On a similar note,
we supported earlier efforts to provide tetrapod homologs for fish skull bones here. Make things simple. There is enough hard work out there without needlessly translating bone identities.


References
Hamrick MW and Alexander JP 1996. The Hand Skeleton of Notharctus tenebrous (Primates, Notharctidae) and Its Significance for the Origin of the Primate Hand. American Museum Novitates 3182, 20pp.
Kielan-Jaworowska Z 1977. Evolution of the therian mammals in the Late Cretaceous of Asia. Part n. Postcranial skeleton in Kennalestes and Asioryctes. In: Z. Kielan-Jaworowska (ed.) Results Polish Mongolian Palaeont. Expeds. VIII. – Palaeont, Polonica, 37, 65-84.
Peters D 2009. A reinterpretation of pteroid articulation in pterosaurs. Journal of Vertebrate Paleontology 29:1327-1330.
Salesa MJ, Antón M, Peigné S and Morales J 2005. Evidence of a false thumb in a fossil carnivore clarifies the evolution of pandas. Proceedings of the National Academy of Sciences of the United States of America. abstract and pdf

Leave a Reply

Fill in your details below or click an icon to log in:

WordPress.com Logo

You are commenting using your WordPress.com account. Log Out /  Change )

Google photo

You are commenting using your Google account. Log Out /  Change )

Twitter picture

You are commenting using your Twitter account. Log Out /  Change )

Facebook photo

You are commenting using your Facebook account.
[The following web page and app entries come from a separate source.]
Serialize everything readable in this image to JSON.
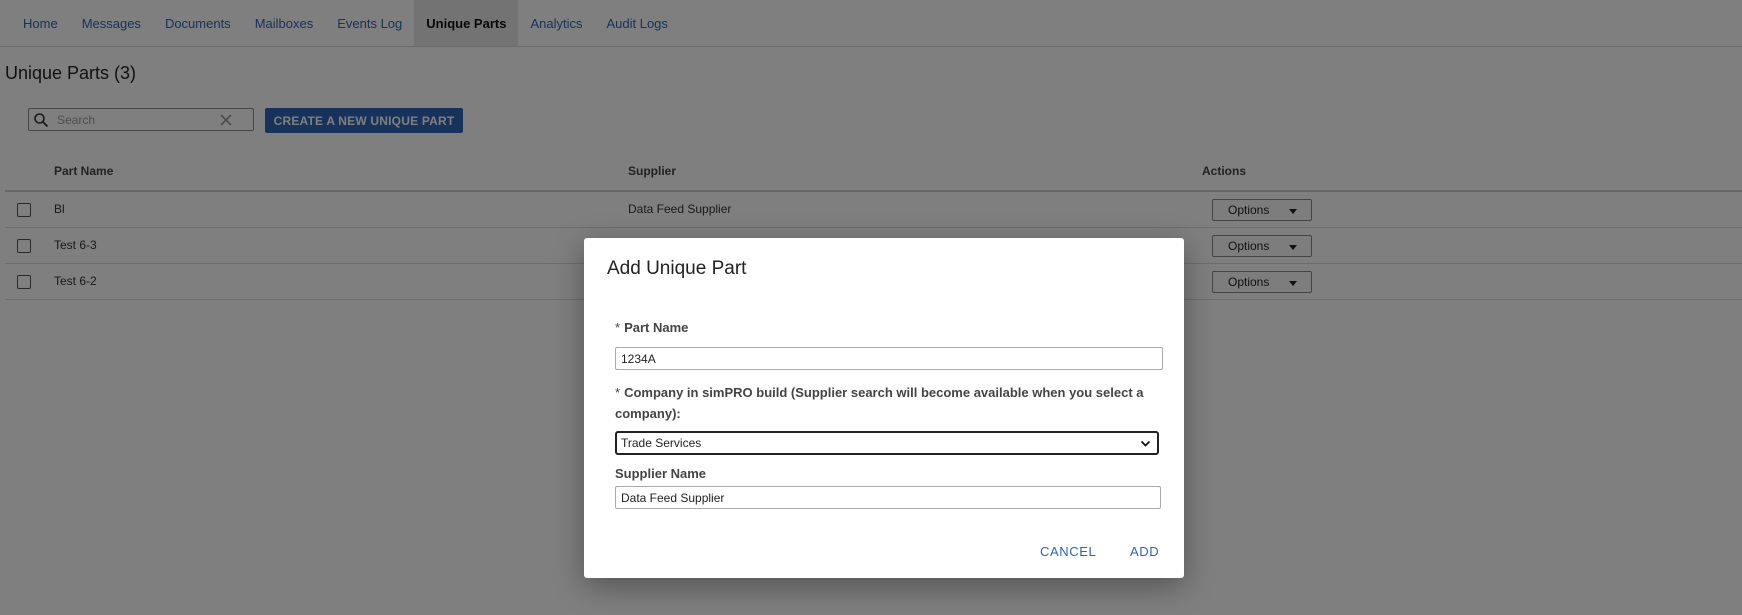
{
  "nav": {
    "items": [
      {
        "label": "Home"
      },
      {
        "label": "Messages"
      },
      {
        "label": "Documents"
      },
      {
        "label": "Mailboxes"
      },
      {
        "label": "Events Log"
      },
      {
        "label": "Unique Parts"
      },
      {
        "label": "Analytics"
      },
      {
        "label": "Audit Logs"
      }
    ],
    "active": "Unique Parts"
  },
  "page": {
    "title": "Unique Parts (3)"
  },
  "search": {
    "placeholder": "Search",
    "value": ""
  },
  "toolbar": {
    "create_label": "CREATE A NEW UNIQUE PART"
  },
  "table": {
    "headers": {
      "part_name": "Part Name",
      "supplier": "Supplier",
      "actions": "Actions"
    },
    "rows": [
      {
        "part_name": "Bl",
        "supplier": "Data Feed Supplier",
        "action_label": "Options"
      },
      {
        "part_name": "Test 6-3",
        "supplier": "",
        "action_label": "Options"
      },
      {
        "part_name": "Test 6-2",
        "supplier": "",
        "action_label": "Options"
      }
    ]
  },
  "dialog": {
    "title": "Add Unique Part",
    "required_marker": "*",
    "part_name_label": "Part Name",
    "part_name_value": "1234A",
    "company_label": "Company in simPRO build (Supplier search will become available when you select a company):",
    "company_value": "Trade Services",
    "supplier_label": "Supplier Name",
    "supplier_value": "Data Feed Supplier",
    "cancel_label": "CANCEL",
    "add_label": "ADD"
  },
  "colors": {
    "accent": "#2f64b6",
    "overlay": "rgba(0,0,0,0.5)"
  },
  "icons": {
    "search": "search-icon",
    "clear": "close-icon",
    "caret": "caret-down-icon",
    "select": "chevron-down-icon"
  }
}
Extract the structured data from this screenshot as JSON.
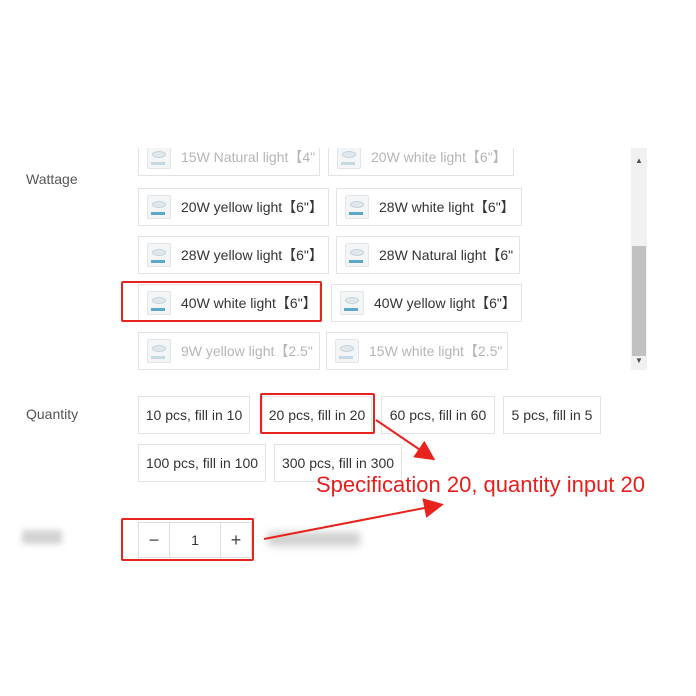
{
  "wattage": {
    "label": "Wattage",
    "options": [
      {
        "text": "15W Natural light【4\"",
        "disabled": true
      },
      {
        "text": "20W white light【6\"】",
        "disabled": true
      },
      {
        "text": "20W yellow light【6\"】",
        "disabled": false
      },
      {
        "text": "28W white light【6\"】",
        "disabled": false
      },
      {
        "text": "28W yellow light【6\"】",
        "disabled": false
      },
      {
        "text": "28W Natural light【6\"",
        "disabled": false
      },
      {
        "text": "40W white light【6\"】",
        "disabled": false,
        "highlighted": true
      },
      {
        "text": "40W yellow light【6\"】",
        "disabled": false
      },
      {
        "text": "9W yellow light【2.5\"",
        "disabled": true
      },
      {
        "text": "15W white light【2.5\"",
        "disabled": true
      }
    ]
  },
  "quantity": {
    "label": "Quantity",
    "options": [
      {
        "text": "10 pcs, fill in 10"
      },
      {
        "text": "20 pcs, fill in 20",
        "highlighted": true
      },
      {
        "text": "60 pcs, fill in 60"
      },
      {
        "text": "5 pcs, fill in 5"
      },
      {
        "text": "100 pcs, fill in 100"
      },
      {
        "text": "300 pcs, fill in 300"
      }
    ]
  },
  "stepper": {
    "minus": "−",
    "value": "1",
    "plus": "+"
  },
  "scrollbar": {
    "up_icon": "▲",
    "down_icon": "▼"
  },
  "annotation": {
    "text": "Specification 20, quantity input 20",
    "color": "#e8231e"
  }
}
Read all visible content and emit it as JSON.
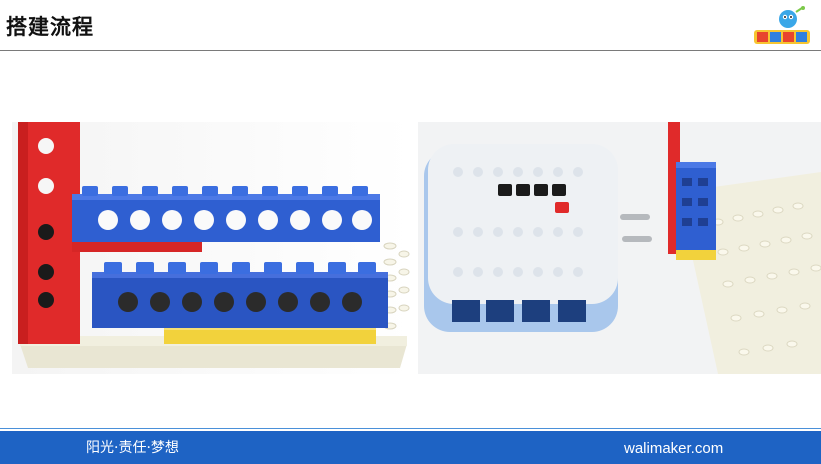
{
  "header": {
    "title": "搭建流程",
    "logo_icon": "wali-maker-robot-logo"
  },
  "photos": [
    {
      "icon": "lego-beam-assembly-photo",
      "subject": "red vertical beam with two blue technic beams on white baseplate"
    },
    {
      "icon": "controller-box-and-pins-photo",
      "subject": "white controller box, two grey pins, blue beam stack on white baseplate"
    }
  ],
  "footer": {
    "slogan": "阳光·责任·梦想",
    "website": "walimaker.com"
  },
  "colors": {
    "footer_bg": "#1e63c4",
    "title_text": "#111111",
    "lego_red": "#e02a2a",
    "lego_blue": "#2f5fd1",
    "lego_yellow": "#f2d23c",
    "baseplate": "#efeedd"
  }
}
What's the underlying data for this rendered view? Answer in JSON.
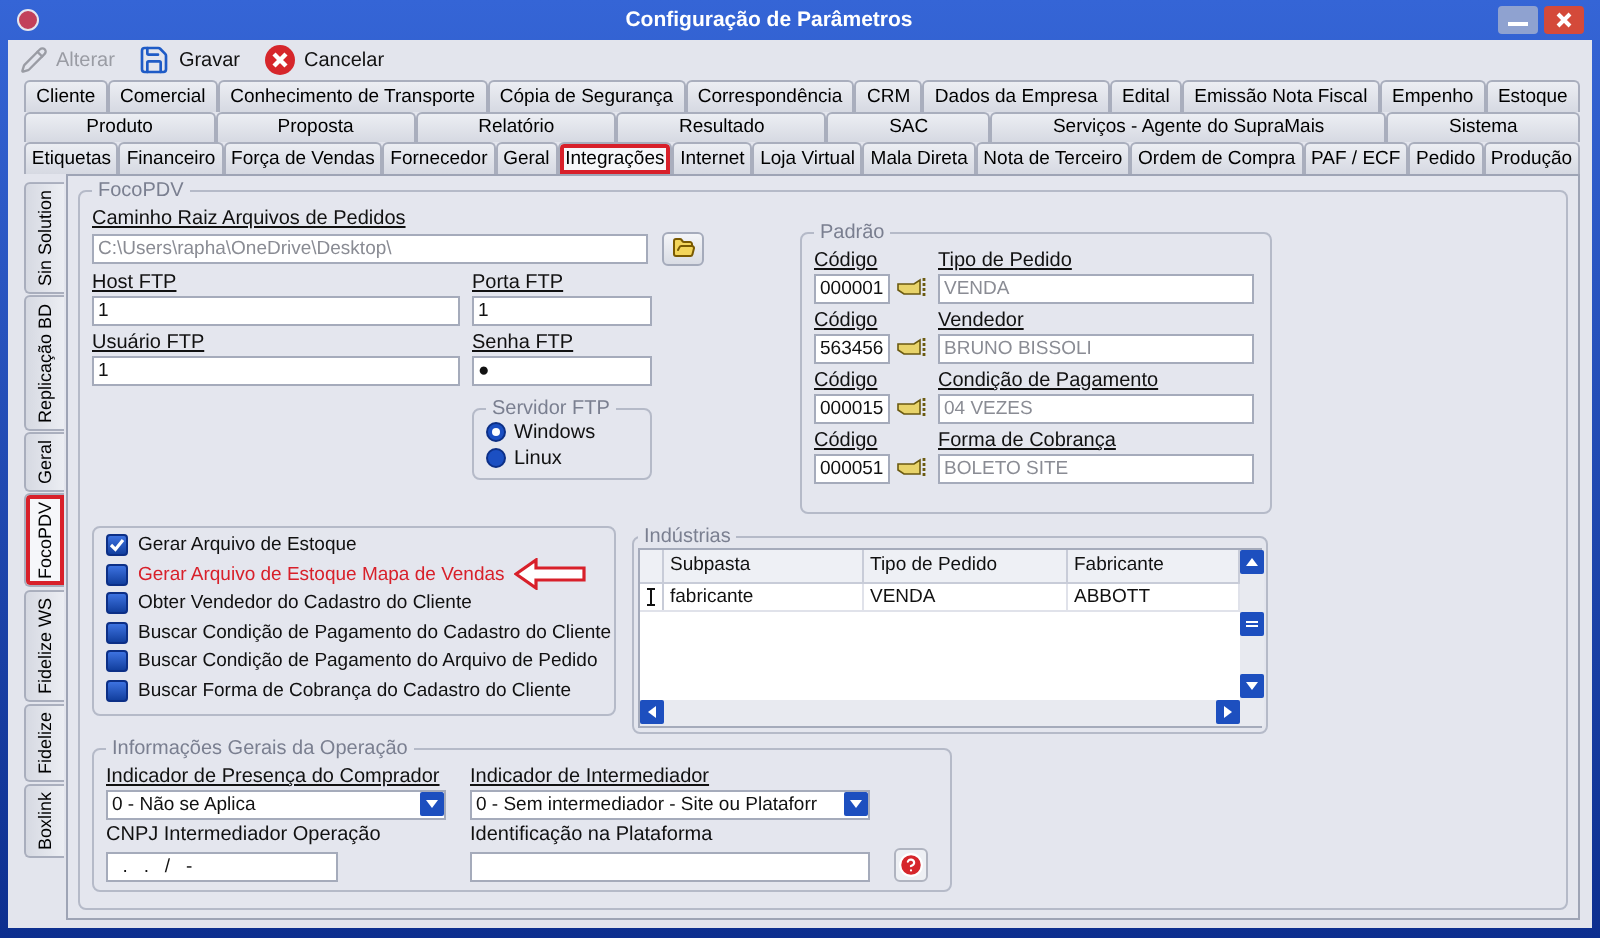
{
  "window": {
    "title": "Configuração de Parâmetros"
  },
  "toolbar": [
    {
      "kind": "edit",
      "label": "Alterar",
      "disabled": true
    },
    {
      "kind": "save",
      "label": "Gravar",
      "disabled": false
    },
    {
      "kind": "cancel",
      "label": "Cancelar",
      "disabled": false
    }
  ],
  "tab_rows": [
    [
      {
        "label": "Cliente",
        "selected": false,
        "highlighted": false
      },
      {
        "label": "Comercial",
        "selected": false,
        "highlighted": false
      },
      {
        "label": "Conhecimento de Transporte",
        "selected": false,
        "highlighted": false
      },
      {
        "label": "Cópia de Segurança",
        "selected": false,
        "highlighted": false
      },
      {
        "label": "Correspondência",
        "selected": false,
        "highlighted": false
      },
      {
        "label": "CRM",
        "selected": false,
        "highlighted": false
      },
      {
        "label": "Dados da Empresa",
        "selected": false,
        "highlighted": false
      },
      {
        "label": "Edital",
        "selected": false,
        "highlighted": false
      },
      {
        "label": "Emissão Nota Fiscal",
        "selected": false,
        "highlighted": false
      },
      {
        "label": "Empenho",
        "selected": false,
        "highlighted": false
      },
      {
        "label": "Estoque",
        "selected": false,
        "highlighted": false
      }
    ],
    [
      {
        "label": "Produto",
        "selected": false,
        "highlighted": false
      },
      {
        "label": "Proposta",
        "selected": false,
        "highlighted": false
      },
      {
        "label": "Relatório",
        "selected": false,
        "highlighted": false
      },
      {
        "label": "Resultado",
        "selected": false,
        "highlighted": false
      },
      {
        "label": "SAC",
        "selected": false,
        "highlighted": false
      },
      {
        "label": "Serviços - Agente do SupraMais",
        "selected": false,
        "highlighted": false
      },
      {
        "label": "Sistema",
        "selected": false,
        "highlighted": false
      }
    ],
    [
      {
        "label": "Etiquetas",
        "selected": false,
        "highlighted": false
      },
      {
        "label": "Financeiro",
        "selected": false,
        "highlighted": false
      },
      {
        "label": "Força de Vendas",
        "selected": false,
        "highlighted": false
      },
      {
        "label": "Fornecedor",
        "selected": false,
        "highlighted": false
      },
      {
        "label": "Geral",
        "selected": false,
        "highlighted": false
      },
      {
        "label": "Integrações",
        "selected": true,
        "highlighted": true
      },
      {
        "label": "Internet",
        "selected": false,
        "highlighted": false
      },
      {
        "label": "Loja Virtual",
        "selected": false,
        "highlighted": false
      },
      {
        "label": "Mala Direta",
        "selected": false,
        "highlighted": false
      },
      {
        "label": "Nota de Terceiro",
        "selected": false,
        "highlighted": false
      },
      {
        "label": "Ordem de Compra",
        "selected": false,
        "highlighted": false
      },
      {
        "label": "PAF / ECF",
        "selected": false,
        "highlighted": false
      },
      {
        "label": "Pedido",
        "selected": false,
        "highlighted": false
      },
      {
        "label": "Produção",
        "selected": false,
        "highlighted": false
      }
    ]
  ],
  "side_tabs": [
    {
      "label": "Sin Solution",
      "selected": false,
      "highlighted": false
    },
    {
      "label": "Replicação BD",
      "selected": false,
      "highlighted": false
    },
    {
      "label": "Geral",
      "selected": false,
      "highlighted": false
    },
    {
      "label": "FocoPDV",
      "selected": true,
      "highlighted": true
    },
    {
      "label": "Fidelize WS",
      "selected": false,
      "highlighted": false
    },
    {
      "label": "Fidelize",
      "selected": false,
      "highlighted": false
    },
    {
      "label": "Boxlink",
      "selected": false,
      "highlighted": false
    }
  ],
  "focopdv": {
    "title": "FocoPDV",
    "path_label": "Caminho Raiz Arquivos de Pedidos",
    "path_value": "C:\\Users\\rapha\\OneDrive\\Desktop\\",
    "host_label": "Host FTP",
    "host_value": "1",
    "port_label": "Porta FTP",
    "port_value": "1",
    "user_label": "Usuário FTP",
    "user_value": "1",
    "password_label": "Senha FTP",
    "password_value": "●",
    "server": {
      "title": "Servidor FTP",
      "options": [
        {
          "label": "Windows",
          "selected": true
        },
        {
          "label": "Linux",
          "selected": false
        }
      ]
    }
  },
  "padrao": {
    "title": "Padrão",
    "rows": [
      {
        "code_label": "Código",
        "code": "000001",
        "name_label": "Tipo de Pedido",
        "name": "VENDA"
      },
      {
        "code_label": "Código",
        "code": "563456",
        "name_label": "Vendedor",
        "name": "BRUNO BISSOLI"
      },
      {
        "code_label": "Código",
        "code": "000015",
        "name_label": "Condição de Pagamento",
        "name": "04 VEZES"
      },
      {
        "code_label": "Código",
        "code": "000051",
        "name_label": "Forma de Cobrança",
        "name": "BOLETO SITE"
      }
    ]
  },
  "options": [
    {
      "label": "Gerar Arquivo de Estoque",
      "checked": true,
      "highlighted": false
    },
    {
      "label": "Gerar Arquivo de Estoque Mapa de Vendas",
      "checked": false,
      "highlighted": true
    },
    {
      "label": "Obter Vendedor do Cadastro do Cliente",
      "checked": false,
      "highlighted": false
    },
    {
      "label": "Buscar Condição de Pagamento do Cadastro do Cliente",
      "checked": false,
      "highlighted": false
    },
    {
      "label": "Buscar Condição de Pagamento do Arquivo de Pedido",
      "checked": false,
      "highlighted": false
    },
    {
      "label": "Buscar Forma de Cobrança do Cadastro do Cliente",
      "checked": false,
      "highlighted": false
    }
  ],
  "industrias": {
    "title": "Indústrias",
    "columns": [
      "Subpasta",
      "Tipo de Pedido",
      "Fabricante"
    ],
    "rows": [
      {
        "cells": [
          "fabricante",
          "VENDA",
          "ABBOTT"
        ]
      }
    ]
  },
  "info": {
    "title": "Informações Gerais da Operação",
    "presence_label": "Indicador de Presença do Comprador",
    "presence_value": "0 - Não se Aplica",
    "intermediary_label": "Indicador de Intermediador",
    "intermediary_value": "0 - Sem intermediador - Site ou Plataforr",
    "cnpj_label": "CNPJ Intermediador Operação",
    "cnpj_value": "  .   .   /   -",
    "platform_label": "Identificação na Plataforma"
  }
}
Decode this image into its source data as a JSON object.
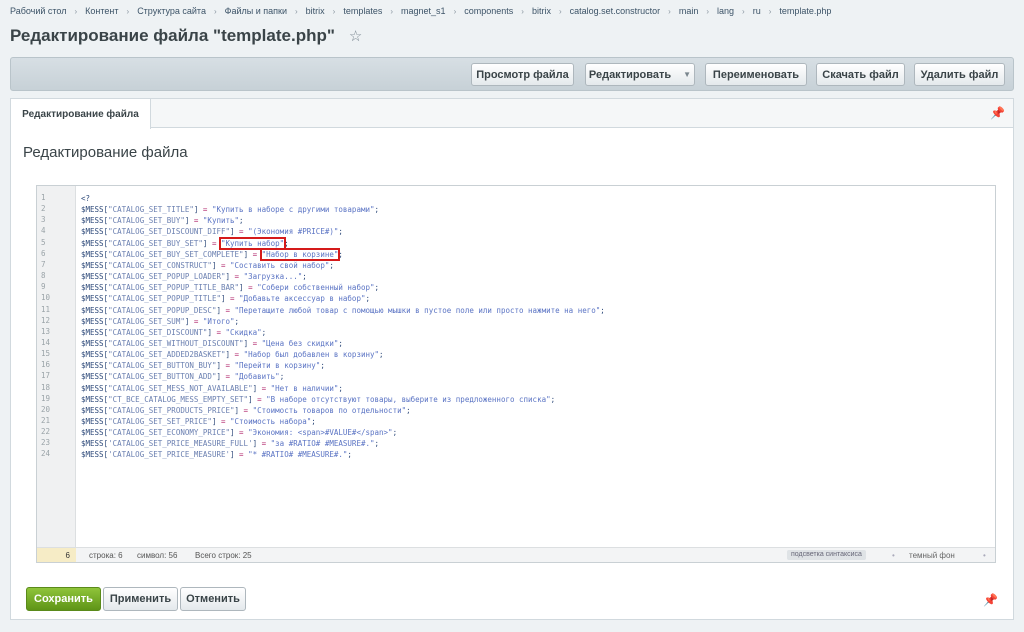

Log Out /  Change )

Connecting to %s

This site uses Akismet to reduce spam. Learn how your comment data is processed.